- ABOUT THIS TASK: Retype all of the entries exactly as they appear.
*****
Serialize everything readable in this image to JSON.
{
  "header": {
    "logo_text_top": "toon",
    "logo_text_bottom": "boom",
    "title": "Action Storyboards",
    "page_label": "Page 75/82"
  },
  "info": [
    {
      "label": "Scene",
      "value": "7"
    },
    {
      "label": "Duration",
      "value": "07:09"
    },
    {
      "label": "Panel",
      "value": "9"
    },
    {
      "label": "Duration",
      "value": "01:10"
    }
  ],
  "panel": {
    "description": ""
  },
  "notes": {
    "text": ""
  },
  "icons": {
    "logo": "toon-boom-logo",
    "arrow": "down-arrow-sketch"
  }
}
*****
- ANSWER SECTION:
Serialize everything readable in this image to JSON.
{
  "header": {
    "logo_text_top": "toon",
    "logo_text_bottom": "boom",
    "title": "Action Storyboards",
    "page_label": "Page 75/82"
  },
  "info": [
    {
      "label": "Scene",
      "value": "7"
    },
    {
      "label": "Duration",
      "value": "07:09"
    },
    {
      "label": "Panel",
      "value": "9"
    },
    {
      "label": "Duration",
      "value": "01:10"
    }
  ],
  "panel": {
    "description": ""
  },
  "notes": {
    "text": ""
  },
  "icons": {
    "logo": "toon-boom-logo",
    "arrow": "down-arrow-sketch"
  }
}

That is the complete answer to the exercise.